With the recently found identities and values came new forms of graphical expression to better suit their means and ideals.
“Punk expounds an aesthetic and a mood that is aggressive and contemporary, urban and raw, ephemeral and instantaneous, regressive and regurgitated. It’s about a group of people calling for change through joyful havoc.” (Lekach, M., 2014)
Due to punk’s nature as an alternative movement generated outside of broad capitalist and consumerist media, most of punk imagery was created by the intuitive needs of the culture and the access its members had to the required technologies.
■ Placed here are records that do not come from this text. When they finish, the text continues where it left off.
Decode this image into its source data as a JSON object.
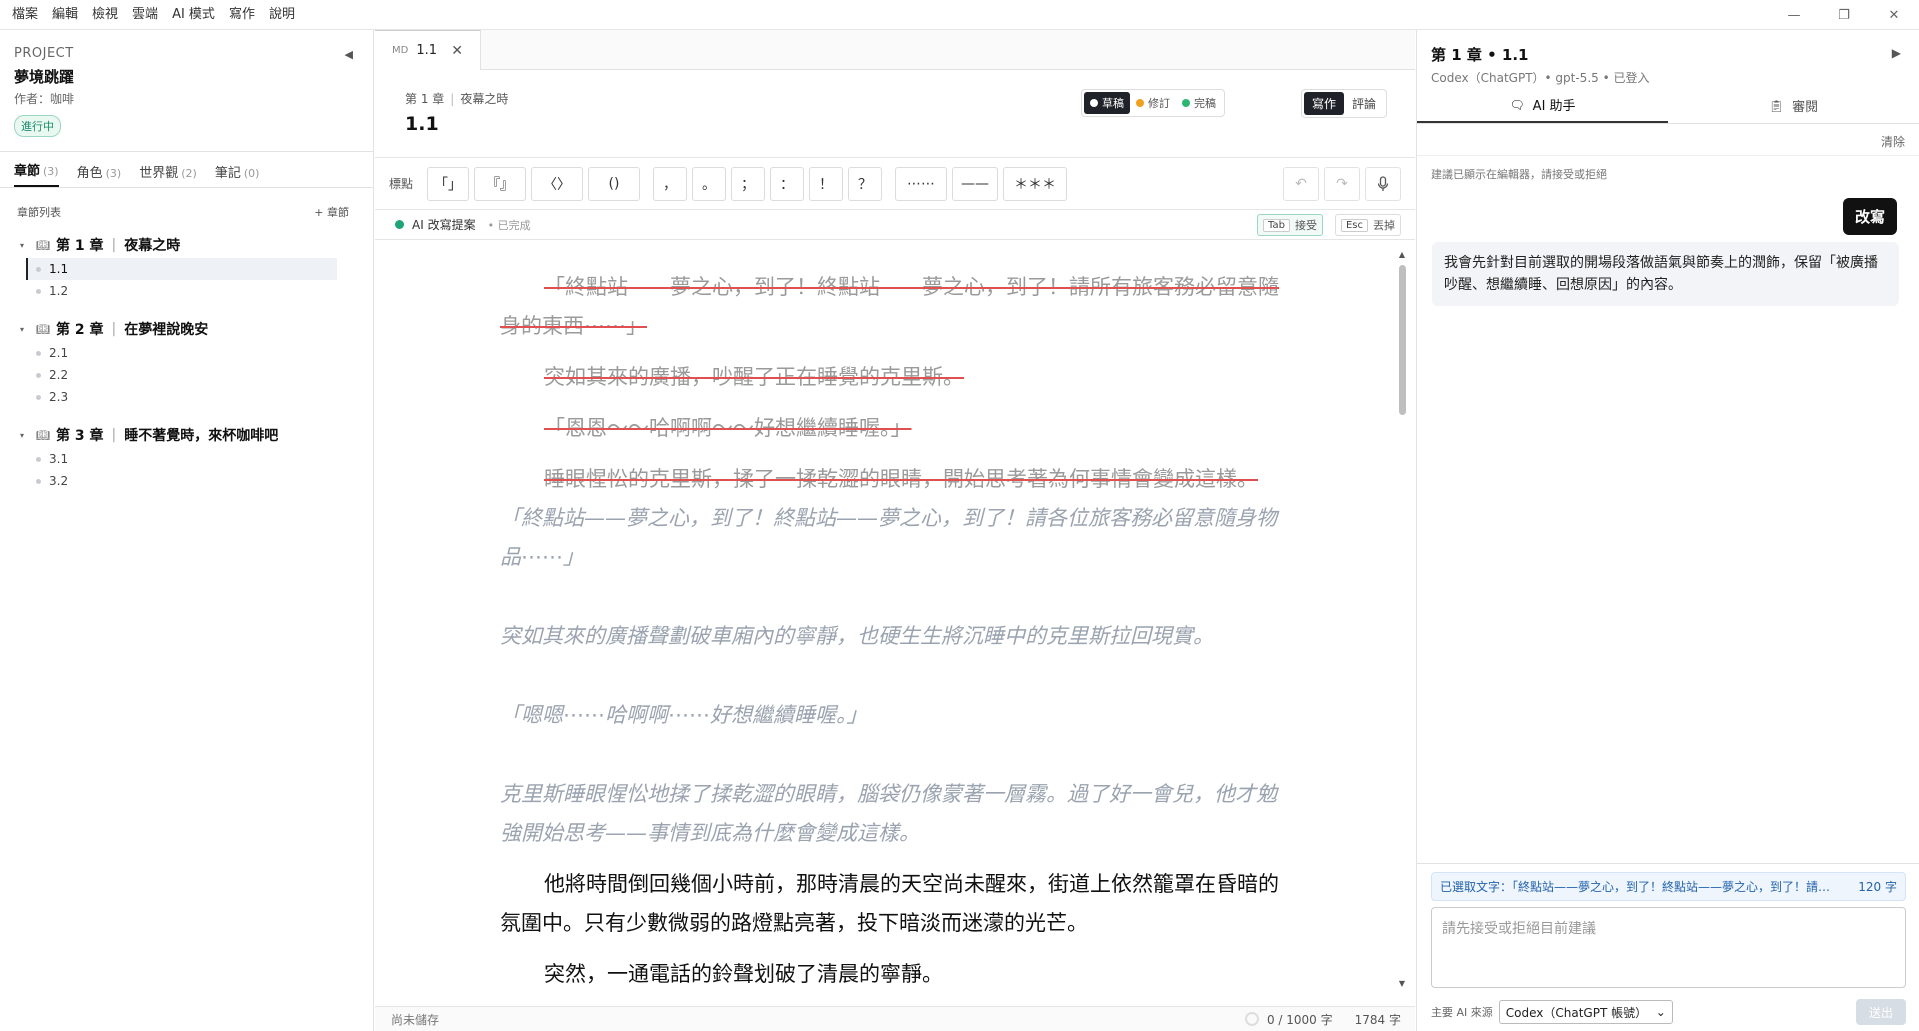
{
  "menu": [
    "檔案",
    "編輯",
    "檢視",
    "雲端",
    "AI 模式",
    "寫作",
    "說明"
  ],
  "window": {
    "minimize": "—",
    "restore": "❐",
    "close": "✕"
  },
  "project": {
    "label": "PROJECT",
    "title": "夢境跳躍",
    "author": "作者：咖啡",
    "status": "進行中"
  },
  "side_tabs": [
    {
      "label": "章節",
      "count": "(3)"
    },
    {
      "label": "角色",
      "count": "(3)"
    },
    {
      "label": "世界觀",
      "count": "(2)"
    },
    {
      "label": "筆記",
      "count": "(0)"
    }
  ],
  "chapter_list": {
    "title": "章節列表",
    "add": "+ 章節",
    "chapters": [
      {
        "num": "第 1 章",
        "name": "夜幕之時",
        "sections": [
          "1.1",
          "1.2"
        ]
      },
      {
        "num": "第 2 章",
        "name": "在夢裡說晚安",
        "sections": [
          "2.1",
          "2.2",
          "2.3"
        ]
      },
      {
        "num": "第 3 章",
        "name": "睡不著覺時，來杯咖啡吧",
        "sections": [
          "3.1",
          "3.2"
        ]
      }
    ]
  },
  "editor": {
    "tab_type": "MD",
    "tab_name": "1.1",
    "breadcrumb_chapter": "第 1 章",
    "breadcrumb_name": "夜幕之時",
    "doc_title": "1.1",
    "status": [
      {
        "label": "草稿",
        "color": "#ffffff"
      },
      {
        "label": "修訂",
        "color": "#f0a020"
      },
      {
        "label": "完稿",
        "color": "#2bb673"
      }
    ],
    "modes": [
      "寫作",
      "評論"
    ],
    "punct_label": "標點",
    "punct": [
      "「」",
      "『』",
      "〈〉",
      "()",
      "，",
      "。",
      "；",
      "：",
      "！",
      "？",
      "⋯⋯",
      "——",
      "＊＊＊"
    ],
    "ai_bar": {
      "label": "AI 改寫提案",
      "done": "• 已完成",
      "accept_key": "Tab",
      "accept": "接受",
      "reject_key": "Esc",
      "reject": "丟掉"
    },
    "paragraphs": {
      "del1": "「終點站——夢之心，到了！終點站——夢之心，到了！請所有旅客務必留意隨身的東西⋯⋯」",
      "del2": "突如其來的廣播，吵醒了正在睡覺的克里斯。",
      "del3": "「恩恩～～哈啊啊～～好想繼續睡喔。」",
      "del4": "睡眼惺忪的克里斯，揉了一揉乾澀的眼睛，開始思考著為何事情會變成這樣。",
      "ins1": "「終點站——夢之心，到了！終點站——夢之心，到了！請各位旅客務必留意隨身物品⋯⋯」",
      "ins2": "突如其來的廣播聲劃破車廂內的寧靜，也硬生生將沉睡中的克里斯拉回現實。",
      "ins3": "「嗯嗯⋯⋯哈啊啊⋯⋯好想繼續睡喔。」",
      "ins4": "克里斯睡眼惺忪地揉了揉乾澀的眼睛，腦袋仍像蒙著一層霧。過了好一會兒，他才勉強開始思考——事情到底為什麼會變成這樣。",
      "plain1": "他將時間倒回幾個小時前，那時清晨的天空尚未醒來，街道上依然籠罩在昏暗的氛圍中。只有少數微弱的路燈點亮著，投下暗淡而迷濛的光芒。",
      "plain2": "突然，一通電話的鈴聲划破了清晨的寧靜。"
    },
    "status_bar": {
      "unsaved": "尚未儲存",
      "goal": "0 / 1000 字",
      "count": "1784 字"
    }
  },
  "panel": {
    "title": "第 1 章 • 1.1",
    "subtitle": "Codex（ChatGPT）• gpt-5.5 • 已登入",
    "tabs": [
      "AI 助手",
      "審閱"
    ],
    "clear": "清除",
    "hint": "建議已顯示在編輯器，請接受或拒絕",
    "user_msg": "改寫",
    "ai_msg": "我會先針對目前選取的開場段落做語氣與節奏上的潤飾，保留「被廣播吵醒、想繼續睡、回想原因」的內容。",
    "selected_text": "已選取文字：「終點站——夢之心，到了！終點站——夢之心，到了！請所⋯",
    "selected_count": "120 字",
    "input_placeholder": "請先接受或拒絕目前建議",
    "source_label": "主要 AI 來源",
    "source_value": "Codex（ChatGPT 帳號）",
    "send": "送出"
  }
}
In their creation of their own graphical style for album sleeves, concert flyers and self-published zines, a general DIY attitude was adopted out of practicality and to show autonomy from what was going on in the industry.
Typesetters, aside from being expensive, also placed text on a rigid grid.
To avoid these limitations, punk imagery took to a variety of methods to advertise their simple, dirty and offensive messages.
Their collage style would accept appropiation of commercial images for revolutionary purposes, a “ripping up and starting again” ideology. With punk’s general disdain for all things conventional, the freedom this format created allowed punk style to break out of the typographic grid that was limiting to most designers at the time.
Another way to get around the typesetter was the use of stencils, which were practical — easy to acquire and to use — and were associated with the underground, denoting something raw and urban, as well as simply flawed by design. In the words of Lekach, “Afterall, punk always boasted its flaws”.
One of the most common spaces for this apparent lack of care for aesthetics was the zine, an inexpensively made, self-published, self-distributed, underground publication.
Sniffin’ Glue, seen below, was “highly influential as one of the first of many punk fanzines that featured anti-consumerist ideals and information on the music and scene outside of mainstream press”. (Lekach, M., 2014)
Its composition revealed the rushed immediacy of the punk movement. Details as defacing pictures before photocopying them, nearly illegible script, hand-written text and hand-drawn logos and imagery portrayed the independent and urgent nature of the new culture.
While many changes have occured since the Sex Pistols encouraged anarchy in the UK, these styles and ideologies have remained essentially the same. Punk rock has taught us it is O.K. to express our most deep and raw emotions, with no fear of what others may think. As to the punk aesthetic, the same ideology can be applied.
I think society needs more “rawness” and “ugliness”, more honest thoughts. We may need to bring back the punk.
- Bestley, R. and Noble, I. (1999) Punk uncovered: an unofficial history of provincial opposition. Available at Eye Magazine.
- Hyndman, S. (2013) How Punk changed Graphic Design. Available at Type Tasting.
- Lekach, M. (2014) All ripped up: Punk influences on graphic design. Available at 99 designs.
- Mutongerwa, T. (2011) God Save the Queen.
- Poynor, R. (2012) The Art of Punk and the Punk Aesthetic. Available at The Design Observer Group.